It is final now. All un-aided schools in Bangalore will now have to shell out property tax as they will be included in the list of commercial properties. The taxation will be as per commercial rates. So far, educational institutions used to be included under the charity umbrella and were paying only 25% of the total property tax. But from now on, they might have to shell out Rs 3-5 per sqft. It is expected that this taxation will get reflected in the student fees from the next academic session.
At the beginning of a new academic year, all students in a school need to procure their new books, notebooks and stationery. Some schools just provide a book list and the parents go from place to place to procure the material. While other schools point the parents to a particular book store that the school might have tied up with. And the third category of schools tie up with retailers, and the latter open up a book stall inside the school premises for a few days.
The last category sees the most amount of blatant cheating. Here is an example from one of the book distributor retailers in Bangalore - Subhas Books. Not that they have a great reputation for doing clean business even otherwise in the market. Subhas books sells their wares in many schools in Bangalore. Their overall invoice (and packing list) is broken down to books as one category, and notebooks and stationery as the other. The example that I use is of a UKG invoice in a CBSE school, where Subhas Books supplies. The books are individually priced at MRP, which is alright. The other category which is priced above Rs 1000 is where the cheating happens. The branded stationery totals up to a little more than Rs 400 (from the MRP labels). The other material remaining are six notebooks (school branded but without MRP), one color paper packet, some labels, brown plastic covers and a school diary (both without price). This implies that the remaining material costs close to Rs 600 per the retailer, which is totally impossible!
This might not sound very untoward to you, or maybe it does. If you have experienced something like this, do write in to us. We will publish the names of these retailers, and the schools too.
Unscrupulous book retailers to avoid:

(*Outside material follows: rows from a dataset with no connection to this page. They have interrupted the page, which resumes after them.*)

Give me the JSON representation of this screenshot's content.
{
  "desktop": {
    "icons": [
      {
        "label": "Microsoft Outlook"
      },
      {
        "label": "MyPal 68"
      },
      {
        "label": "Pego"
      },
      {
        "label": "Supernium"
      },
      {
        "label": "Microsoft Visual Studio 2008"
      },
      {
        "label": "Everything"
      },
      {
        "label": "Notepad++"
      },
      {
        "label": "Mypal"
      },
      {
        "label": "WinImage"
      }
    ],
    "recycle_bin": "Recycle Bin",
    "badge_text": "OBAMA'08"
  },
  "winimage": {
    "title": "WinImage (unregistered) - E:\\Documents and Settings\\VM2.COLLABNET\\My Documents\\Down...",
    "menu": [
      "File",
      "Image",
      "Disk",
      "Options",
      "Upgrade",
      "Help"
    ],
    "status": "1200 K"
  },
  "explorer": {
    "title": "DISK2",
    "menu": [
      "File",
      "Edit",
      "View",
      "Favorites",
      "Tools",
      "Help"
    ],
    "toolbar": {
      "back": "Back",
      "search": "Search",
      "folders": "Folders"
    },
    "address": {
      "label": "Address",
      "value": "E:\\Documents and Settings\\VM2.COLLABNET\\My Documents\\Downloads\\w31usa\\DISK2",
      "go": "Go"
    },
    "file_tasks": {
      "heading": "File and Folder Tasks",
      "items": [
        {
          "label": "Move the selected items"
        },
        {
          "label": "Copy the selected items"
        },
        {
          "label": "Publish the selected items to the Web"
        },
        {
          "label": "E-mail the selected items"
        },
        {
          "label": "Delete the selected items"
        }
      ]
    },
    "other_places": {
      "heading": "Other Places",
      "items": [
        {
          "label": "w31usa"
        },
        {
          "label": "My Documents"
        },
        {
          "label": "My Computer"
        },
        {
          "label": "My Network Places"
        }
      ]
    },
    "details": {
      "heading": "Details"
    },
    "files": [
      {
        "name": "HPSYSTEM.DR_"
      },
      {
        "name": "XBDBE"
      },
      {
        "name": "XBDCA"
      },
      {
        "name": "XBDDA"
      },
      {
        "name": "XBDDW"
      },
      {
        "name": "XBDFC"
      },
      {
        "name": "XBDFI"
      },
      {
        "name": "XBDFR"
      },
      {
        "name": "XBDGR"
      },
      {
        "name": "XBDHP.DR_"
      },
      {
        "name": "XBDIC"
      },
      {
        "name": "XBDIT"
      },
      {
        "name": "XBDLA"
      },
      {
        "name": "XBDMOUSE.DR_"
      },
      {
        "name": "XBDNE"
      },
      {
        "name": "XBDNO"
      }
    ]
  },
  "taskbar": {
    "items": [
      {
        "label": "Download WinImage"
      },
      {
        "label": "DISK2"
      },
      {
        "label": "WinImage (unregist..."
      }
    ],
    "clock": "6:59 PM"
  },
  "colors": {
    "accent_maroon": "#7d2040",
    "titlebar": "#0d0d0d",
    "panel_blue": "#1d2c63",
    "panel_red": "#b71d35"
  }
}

- Subhas Books - Bangalore (they sell at Royale Concorde International School)
Unaware Of revised SAS Rules, schools have to pay surcharge on tax. More than 800 schools and colleges in Bangalore are receiving notices from the BBMP with a list of arrears since 2008. At a broad level, all educational institutions in the city are exempt from paying property tax. However, the revised rules under self-assessment scheme (SAS) 2008 make it mandatory that they pay 25% of the tax amount as ‘service charges’ to the corporation considering that they also use the civic amenities provided. Majority of the institutions are not aware of the revised rules.
As per BBMP records, there are over 2,000 schools and colleges in the city including at least eight national institutions. Per BBMP, only 60% of them have promptly paid the service charges since 2008.
We ran a small physical store at the Christmas carnival of Royale Concorde International School in Bangalore on the 17th December. This was our first live experience, with limited merchandise of some stationery from Faber Castell, books from Scholar's Hub and CDs from Edurite (Manipal K-12).
Given the fact that people did not expect to see a Retail store selling our type of merchandise, we did perhaps not too badly. The experience got us a bunch of learning in terms of visual merchandising, managing the store itself and attempting to block shrinkage. And some amount of shrinkage did happen when crowds came in and we got a bit short-handed.
Shrinkage might be getting choked in the US, but certainly is a living nightmare in Retail in India. Also, of course we were doing manual billing and thus it became rather impossible to do quick reconciliations multiple times in the day. We lost at least two high value CDs, and probably some books and a bit of stationery but fortunately all in very small quantities.
NCERT most likely is the largest provider of text books in the country. All CBSE government schools use their books, and all private /unaided schools use their books. Each year, at the beginning of the academic session, there is a perpetual shortage of NCERT books. Each distributor that we have met so far has been moaning about the pain they have to go through to procure NCERT books. Every school we talked to this time including Vasant Valley, and Genesis Global has shown concern mentioning that their time tested distributors and publishers are unable to get NCERT books on time. And this is in Delhi. In Bangalore, its the usual every year story too.The situation as we understand, is the same in West Bengal, Orissa or any other state in the country.
The shortage gets reported in the newspapers every year (2004 report, 2007 report)without fail and 2010 was no exception. Distributors complained that they receive the books in installments and the first installment never more than 10-15% of their total requirement. The books are cheap (thankfully), but late. For distributors who cater to Indian schools outside the country (middle east, Africa for example), they need to airfreight the books thus adding to their operation cost, on top of low margins. Even with the multiple installments, the distributors do not manage to get more than about 80-85% of their total requirement. This obviously impacts the syllabus completion in schools adversely.
There must be hundreds of distributors who pick the books from NCERT. Given that, and there is a perpetual shortfall of 20-15%, it surely can't possibly be that difficult for NCERT to print more and early. If the government is unable to provide books, how will the forcible admission of extra students through RTE work well? Just that this gives rise to a different industry. Distributors mention that fake (or photocopied) versions of the books invade the market every year to make up the shortfall.